The production is indeed conceived as the journey of Tristan, a commander of a battleship bringing a captive Isolde back to his uncle. Nautical images predominated; each act began with a video image of a large circle which became the compass of a ship, perhaps of a life, an endless cycle of wandering. During the prelude, following an image of a large ship and waves, a house in the forest appeared with a young boy. Act I set was a cross section of a claustrophobic ship, with a deck on top, Isolde’s cabin at the second level, and Tristan’s larger quarters at the bottom. Act II had Isolde and Brangane on the ship's deck, although the rest of the act took place in what appeared to be a living room. In Tristan’s hospital room in Act III, the images of the video in the prelude returned as a house appeared on stage with a child as part of Tristan’s delirium.

As if to emphasize that perhaps the whole drama was in Tristan's imagination, preferring darkness and death to daylight and life, the stage was kept dark most of the time, with occasional and effective lighting such as the northern light as the lovers met in Act II on the ship's deck. The notion of love/death was on the mind of both Tristan and Isolde even during their love duet, sung with the lovers not in an embrace but standing separately. In departure from the plot, both lovers committed suicide, with Tristan stabbing himself at the end of Act II and Isolde slitting her wrists as she prepared to sing the “Liebestod”. And yet the lovers were finally united in death, sitting on a bench, their bodies touching. The final image was again that of the waves as the ocean journey of life was completed. 

Stuart Skelton was an accomplished Tristan equipped with both vocal and physical stamina.  His lyrical voice had baritone-like heft coupled with hints of sweetness. He effectively conveyed the sense of Tristan’s inner conflict in the crucial Act II ending. Eva-Maria Westbroek was an excellent Isolde, with her warm, ringing middle register making her a glamorous and desirable woman. Sir Simon’s orchestra never overpowered her as she excelled in Isolde’s curse; her farewell to the world began like a whisper before reaching a powerful climax. With two strong principals, the Act II love duet was a real pleasure as their voices intertwined and rose thrillingly to their heights.

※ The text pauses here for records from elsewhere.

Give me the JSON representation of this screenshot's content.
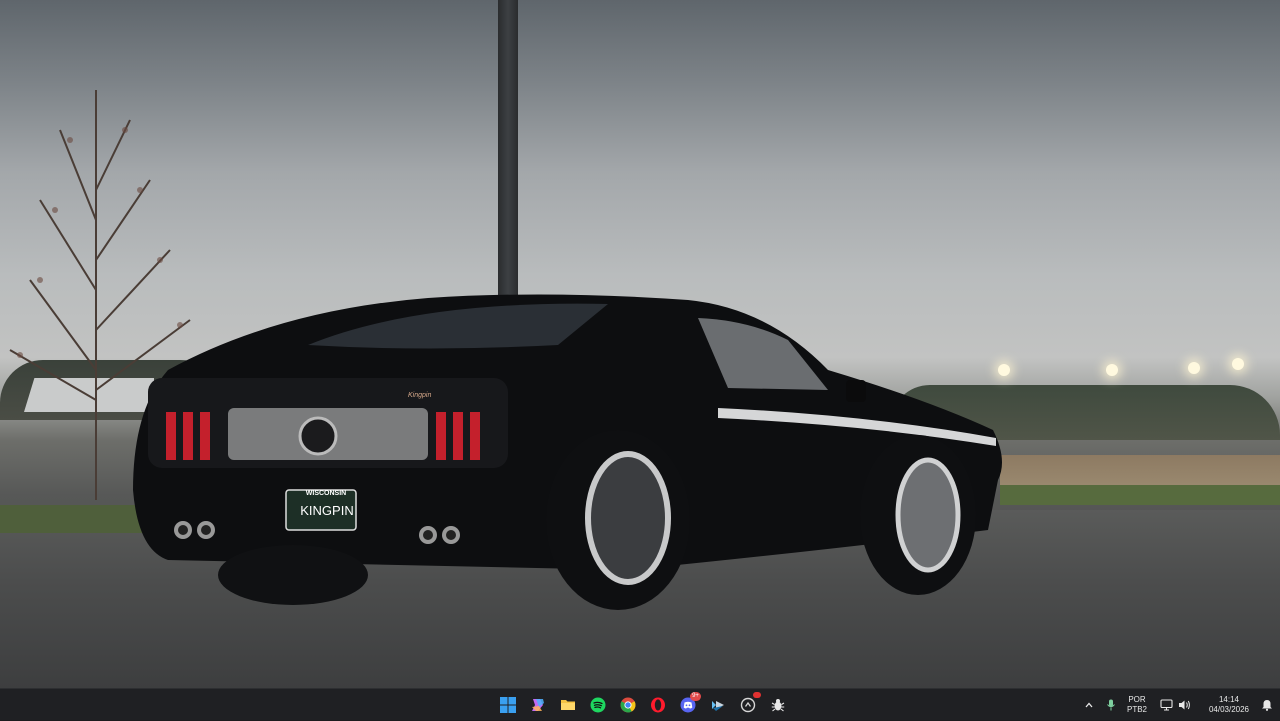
{
  "wallpaper": {
    "car_plate_state": "WISCONSIN",
    "car_plate_text": "KINGPIN",
    "car_badge": "Kingpin"
  },
  "taskbar": {
    "pinned": [
      {
        "name": "start-button",
        "icon": "windows-logo-icon"
      },
      {
        "name": "copilot-button",
        "icon": "copilot-icon"
      },
      {
        "name": "file-explorer-button",
        "icon": "folder-icon"
      },
      {
        "name": "spotify-button",
        "icon": "spotify-icon"
      },
      {
        "name": "chrome-button",
        "icon": "chrome-icon"
      },
      {
        "name": "opera-button",
        "icon": "opera-icon"
      },
      {
        "name": "discord-button",
        "icon": "discord-icon",
        "badge": "9+"
      },
      {
        "name": "steam-button",
        "icon": "steam-icon"
      },
      {
        "name": "app-notification-button",
        "icon": "app-icon"
      },
      {
        "name": "bug-app-button",
        "icon": "bug-icon"
      }
    ],
    "discord_badge": "9+",
    "tray": {
      "language_line1": "POR",
      "language_line2": "PTB2",
      "time": "14:14",
      "date": "04/03/2026"
    },
    "colors": {
      "background": "#1f2023",
      "windows_blue": "#3aa0f0",
      "spotify_green": "#1ed760",
      "opera_red": "#ff1b2d",
      "discord_blurple": "#5865f2"
    }
  }
}
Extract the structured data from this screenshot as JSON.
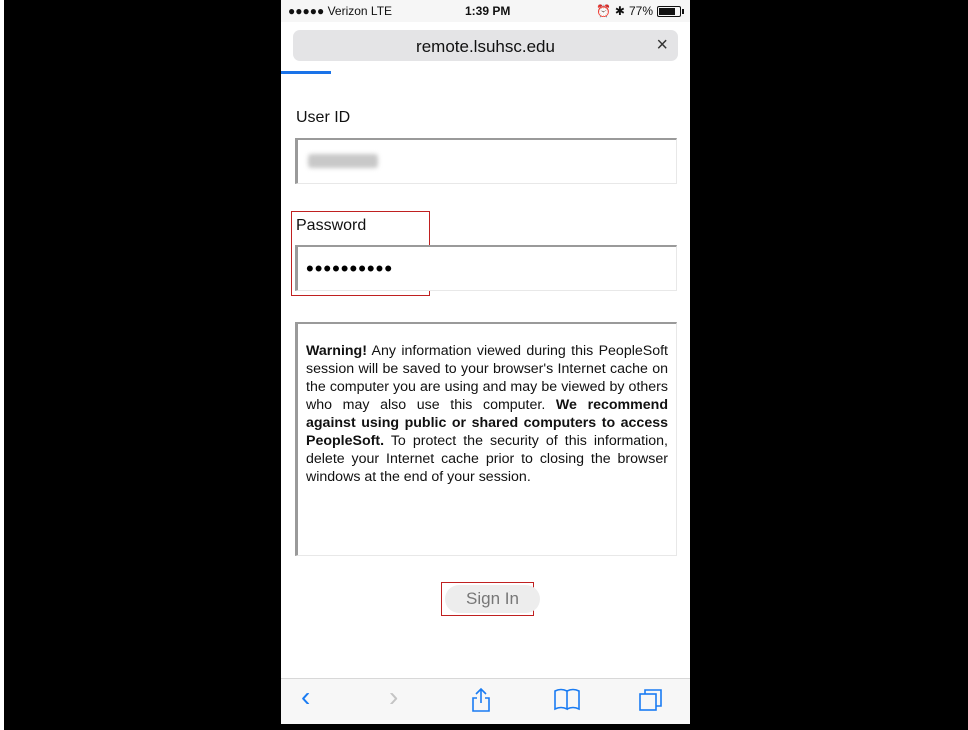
{
  "status": {
    "carrier": "●●●●● Verizon  LTE",
    "time": "1:39 PM",
    "battery": "77%"
  },
  "browser": {
    "url": "remote.lsuhsc.edu",
    "close": "×"
  },
  "form": {
    "user_label": "User ID",
    "password_label": "Password",
    "password_mask": "••••••••••"
  },
  "warning": {
    "lead": "Warning!",
    "part1": " Any information viewed during this PeopleSoft session will be saved to your browser's Internet cache on the computer you are using and may be viewed by others who may also use this computer. ",
    "bold": "We recommend against using public or shared computers to access PeopleSoft.",
    "part2": " To protect the security of this information, delete your Internet cache prior to closing the browser windows at the end of your session."
  },
  "signin": {
    "label": "Sign In"
  },
  "toolbar": {
    "icons": [
      "back-icon",
      "forward-icon",
      "share-icon",
      "bookmarks-icon",
      "tabs-icon"
    ]
  },
  "colors": {
    "accent": "#1a7cf3",
    "highlight": "#c02020"
  }
}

Sarah Connolly brought her diverse singing experience to the role of Isolde’s confidante Brangane. She sang clearly and cleanly, and her Act II warnings to the lovers, especially the second time when the video showed the lovers’ world expanding from the forest, to the earth, to the stars and universe, rode beautifully above the orchestra. It was a pleasure to hear Tristan’s aide and friend Kurwenal sung by such a strong baritone as Michael Nagy, who combined his attractive and penetrating voice with good acting skills to create a sympathetic character; his farewell to Tristan was heartbreaking. Stephen Milling was a stern, but ultimately mournful, King Marke with a deep, sonorous bass. Smaller roles were well cast, and contributed to this deeply rewarding experience.